Whoever said perfection was not attainable hasn’t met this teen!
Mastering a feat not accomplished by many (less than one percent to be exact), Mario Hoover can now add “perfect ACT score,” to his list of accomplishments per reports from ABC7 Chicago.
“It’s amazing,” he shared. “When I first saw the score, I was surprised. I was exalted, astounded.”
The ACT is a standardized test that measures students’ skills in five core areas that include English, Math, Reading, Science, and Writing, which is an optional portion of the exam. The test is given to students who are juniors and seniors who can then submit their scores to colleges as a part of the application process.
They are given 45 minutes to answer 75 questions.
A Perfect Kid
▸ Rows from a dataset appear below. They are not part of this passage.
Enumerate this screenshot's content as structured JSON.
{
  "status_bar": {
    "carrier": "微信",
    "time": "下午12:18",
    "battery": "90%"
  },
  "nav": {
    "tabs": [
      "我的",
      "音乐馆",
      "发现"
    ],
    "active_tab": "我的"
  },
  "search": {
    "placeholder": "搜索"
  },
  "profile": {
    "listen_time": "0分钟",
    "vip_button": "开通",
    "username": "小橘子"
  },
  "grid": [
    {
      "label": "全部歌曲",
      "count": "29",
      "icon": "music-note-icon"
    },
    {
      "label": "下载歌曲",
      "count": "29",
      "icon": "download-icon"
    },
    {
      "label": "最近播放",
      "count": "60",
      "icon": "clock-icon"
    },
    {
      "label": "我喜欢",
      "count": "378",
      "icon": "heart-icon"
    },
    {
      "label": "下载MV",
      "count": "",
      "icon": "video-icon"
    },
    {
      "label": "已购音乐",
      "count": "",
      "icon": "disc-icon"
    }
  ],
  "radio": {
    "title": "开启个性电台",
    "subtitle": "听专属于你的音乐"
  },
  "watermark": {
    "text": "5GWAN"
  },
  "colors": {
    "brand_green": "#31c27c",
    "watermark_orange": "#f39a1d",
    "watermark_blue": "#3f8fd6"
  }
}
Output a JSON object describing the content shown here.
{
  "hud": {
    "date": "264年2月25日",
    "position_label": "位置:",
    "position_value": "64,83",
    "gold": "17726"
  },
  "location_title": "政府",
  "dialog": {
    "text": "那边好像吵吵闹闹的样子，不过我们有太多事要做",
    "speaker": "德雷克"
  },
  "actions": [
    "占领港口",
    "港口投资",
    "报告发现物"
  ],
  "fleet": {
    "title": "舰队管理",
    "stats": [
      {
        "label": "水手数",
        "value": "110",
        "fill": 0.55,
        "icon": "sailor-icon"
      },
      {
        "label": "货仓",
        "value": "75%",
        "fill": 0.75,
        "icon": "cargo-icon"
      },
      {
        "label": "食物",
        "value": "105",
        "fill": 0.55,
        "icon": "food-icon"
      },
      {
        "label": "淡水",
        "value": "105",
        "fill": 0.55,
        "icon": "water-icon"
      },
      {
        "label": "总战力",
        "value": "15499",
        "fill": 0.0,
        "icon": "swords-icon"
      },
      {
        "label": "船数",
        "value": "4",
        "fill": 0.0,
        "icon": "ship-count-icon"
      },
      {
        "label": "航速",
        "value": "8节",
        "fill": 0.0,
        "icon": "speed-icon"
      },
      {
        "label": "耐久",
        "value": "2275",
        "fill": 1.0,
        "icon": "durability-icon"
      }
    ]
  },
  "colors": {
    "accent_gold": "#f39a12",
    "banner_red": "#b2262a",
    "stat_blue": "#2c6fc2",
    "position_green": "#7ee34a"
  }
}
As a junior at Providence St. Mel High School located in Chicago, IL, Hoover is now referred to as “Mr. 36,” a nickname that stems from his perfect score on the test. He makes up less than one percent of students on a national scale that manages to lock in that perfect score on the test.
“This is a 36!,” said his mother Zippora Collins when recalling her initial reaction to her son’s score. “I’m like, Mario is this real?”
The 16-year old walked away with a 29 the first time he took the assessment. The second time’s a charm as he’s now achieved perfection.
“It was great that that happened,” said Hoover. “But I never intended, like, I never imagined that I would get a perfect score.”
A School Of Scholars
High ACT scores are a recurring theme at Providence St. Mel, but achieving a perfect score has been unheard of in the high school’s 42-year-old history — that is, up until Hoover.
“We have a senior this year who earned a 34 on the ACT this year,” said Providence St. Mel alum and principal Timothy Ervin. “We’ve had students earn 34s, 35s, 33s.”
A Better Future
When Collins initially made the decision to send her son to what is known as one of Chicago’s most prominent high schools, she said that she really had no other option. The public school in East Garfield Park, where they resided, shut down when Hoover was in the third grade.
“I’m from this neighborhood, so I know what’s going on,” said Collins, who didn’t want her son to fall victim to the gangs and violence plaguing the area.
Now she says the high schooler has his teachers to thank for pushing him to work hard to achieve the perfect score.
Hoover is quite the scholar, maintaining a 3.9 GPA while balancing advanced classes and being an all-state musician and member of the track team. In his free time, he even volunteers at the local Boys and Girls Club and a nearby hospital, which fuels his dreams of becoming a neurosurgeon.
“[I’m] Doing the best that I can to boost my academic career and professional career to inspire others to do the same,” Hoover said, according to ABC7 Chicago. “Because once you have that platform, you can inspire people to change the world and you can also change the world.”
While Columbia University is a top prospect for the teen, this summer he will attend a two-week program for high school students in England at Oxford University.